_WORK TO COMPLETE:_ Please give the data again in full, precisely as it is written.

_DATA PROVIDED:_
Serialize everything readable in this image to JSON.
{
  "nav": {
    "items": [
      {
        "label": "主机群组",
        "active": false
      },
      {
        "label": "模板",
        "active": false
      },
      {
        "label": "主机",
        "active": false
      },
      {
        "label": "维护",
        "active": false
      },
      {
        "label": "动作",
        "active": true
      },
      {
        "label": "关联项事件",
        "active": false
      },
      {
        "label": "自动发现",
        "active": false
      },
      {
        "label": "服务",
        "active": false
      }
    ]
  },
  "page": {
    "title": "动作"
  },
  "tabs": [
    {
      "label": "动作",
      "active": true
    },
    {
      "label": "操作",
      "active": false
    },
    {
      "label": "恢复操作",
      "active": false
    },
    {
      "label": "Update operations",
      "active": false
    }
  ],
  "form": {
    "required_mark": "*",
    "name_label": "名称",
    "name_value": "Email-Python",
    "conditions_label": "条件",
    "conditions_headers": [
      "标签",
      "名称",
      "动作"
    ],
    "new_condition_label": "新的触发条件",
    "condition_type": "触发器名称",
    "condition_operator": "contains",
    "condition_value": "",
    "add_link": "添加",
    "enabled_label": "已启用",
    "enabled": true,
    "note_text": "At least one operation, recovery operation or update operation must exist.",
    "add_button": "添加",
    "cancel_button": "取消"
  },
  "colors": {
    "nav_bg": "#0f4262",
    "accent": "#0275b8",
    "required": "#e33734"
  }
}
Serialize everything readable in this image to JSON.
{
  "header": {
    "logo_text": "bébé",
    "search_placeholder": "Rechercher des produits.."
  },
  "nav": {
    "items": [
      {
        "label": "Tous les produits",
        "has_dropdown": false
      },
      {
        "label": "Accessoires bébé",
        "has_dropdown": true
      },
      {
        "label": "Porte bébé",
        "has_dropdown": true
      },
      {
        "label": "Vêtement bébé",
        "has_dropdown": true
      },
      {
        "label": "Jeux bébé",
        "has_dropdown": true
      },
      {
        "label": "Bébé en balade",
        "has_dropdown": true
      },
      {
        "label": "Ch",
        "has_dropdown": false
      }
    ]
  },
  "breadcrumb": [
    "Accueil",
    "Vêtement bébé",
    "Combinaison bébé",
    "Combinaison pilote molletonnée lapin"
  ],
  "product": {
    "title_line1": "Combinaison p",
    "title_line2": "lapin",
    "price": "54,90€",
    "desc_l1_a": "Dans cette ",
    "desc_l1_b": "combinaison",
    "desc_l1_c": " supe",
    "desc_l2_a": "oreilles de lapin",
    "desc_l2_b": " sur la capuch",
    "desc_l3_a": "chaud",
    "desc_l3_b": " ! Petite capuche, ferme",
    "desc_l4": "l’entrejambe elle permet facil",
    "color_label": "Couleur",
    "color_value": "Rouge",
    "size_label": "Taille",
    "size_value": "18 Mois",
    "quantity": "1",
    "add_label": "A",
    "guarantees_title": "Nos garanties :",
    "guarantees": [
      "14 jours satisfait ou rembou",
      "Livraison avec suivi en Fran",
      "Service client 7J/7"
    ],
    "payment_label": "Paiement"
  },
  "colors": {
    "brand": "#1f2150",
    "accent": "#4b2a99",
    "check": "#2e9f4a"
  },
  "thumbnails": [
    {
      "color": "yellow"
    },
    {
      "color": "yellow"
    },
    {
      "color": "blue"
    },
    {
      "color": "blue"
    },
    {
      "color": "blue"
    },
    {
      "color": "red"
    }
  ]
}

_RESULT OF THIS EXERCISE:_
Serialize everything readable in this image to JSON.
{
  "nav": {
    "items": [
      {
        "label": "主机群组",
        "active": false
      },
      {
        "label": "模板",
        "active": false
      },
      {
        "label": "主机",
        "active": false
      },
      {
        "label": "维护",
        "active": false
      },
      {
        "label": "动作",
        "active": true
      },
      {
        "label": "关联项事件",
        "active": false
      },
      {
        "label": "自动发现",
        "active": false
      },
      {
        "label": "服务",
        "active": false
      }
    ]
  },
  "page": {
    "title": "动作"
  },
  "tabs": [
    {
      "label": "动作",
      "active": true
    },
    {
      "label": "操作",
      "active": false
    },
    {
      "label": "恢复操作",
      "active": false
    },
    {
      "label": "Update operations",
      "active": false
    }
  ],
  "form": {
    "required_mark": "*",
    "name_label": "名称",
    "name_value": "Email-Python",
    "conditions_label": "条件",
    "conditions_headers": [
      "标签",
      "名称",
      "动作"
    ],
    "new_condition_label": "新的触发条件",
    "condition_type": "触发器名称",
    "condition_operator": "contains",
    "condition_value": "",
    "add_link": "添加",
    "enabled_label": "已启用",
    "enabled": true,
    "note_text": "At least one operation, recovery operation or update operation must exist.",
    "add_button": "添加",
    "cancel_button": "取消"
  },
  "colors": {
    "nav_bg": "#0f4262",
    "accent": "#0275b8",
    "required": "#e33734"
  }
}
Serialize everything readable in this image to JSON.
{
  "header": {
    "logo_text": "bébé",
    "search_placeholder": "Rechercher des produits.."
  },
  "nav": {
    "items": [
      {
        "label": "Tous les produits",
        "has_dropdown": false
      },
      {
        "label": "Accessoires bébé",
        "has_dropdown": true
      },
      {
        "label": "Porte bébé",
        "has_dropdown": true
      },
      {
        "label": "Vêtement bébé",
        "has_dropdown": true
      },
      {
        "label": "Jeux bébé",
        "has_dropdown": true
      },
      {
        "label": "Bébé en balade",
        "has_dropdown": true
      },
      {
        "label": "Ch",
        "has_dropdown": false
      }
    ]
  },
  "breadcrumb": [
    "Accueil",
    "Vêtement bébé",
    "Combinaison bébé",
    "Combinaison pilote molletonnée lapin"
  ],
  "product": {
    "title_line1": "Combinaison p",
    "title_line2": "lapin",
    "price": "54,90€",
    "desc_l1_a": "Dans cette ",
    "desc_l1_b": "combinaison",
    "desc_l1_c": " supe",
    "desc_l2_a": "oreilles de lapin",
    "desc_l2_b": " sur la capuch",
    "desc_l3_a": "chaud",
    "desc_l3_b": " ! Petite capuche, ferme",
    "desc_l4": "l’entrejambe elle permet facil",
    "color_label": "Couleur",
    "color_value": "Rouge",
    "size_label": "Taille",
    "size_value": "18 Mois",
    "quantity": "1",
    "add_label": "A",
    "guarantees_title": "Nos garanties :",
    "guarantees": [
      "14 jours satisfait ou rembou",
      "Livraison avec suivi en Fran",
      "Service client 7J/7"
    ],
    "payment_label": "Paiement"
  },
  "colors": {
    "brand": "#1f2150",
    "accent": "#4b2a99",
    "check": "#2e9f4a"
  },
  "thumbnails": [
    {
      "color": "yellow"
    },
    {
      "color": "yellow"
    },
    {
      "color": "blue"
    },
    {
      "color": "blue"
    },
    {
      "color": "blue"
    },
    {
      "color": "red"
    }
  ]
}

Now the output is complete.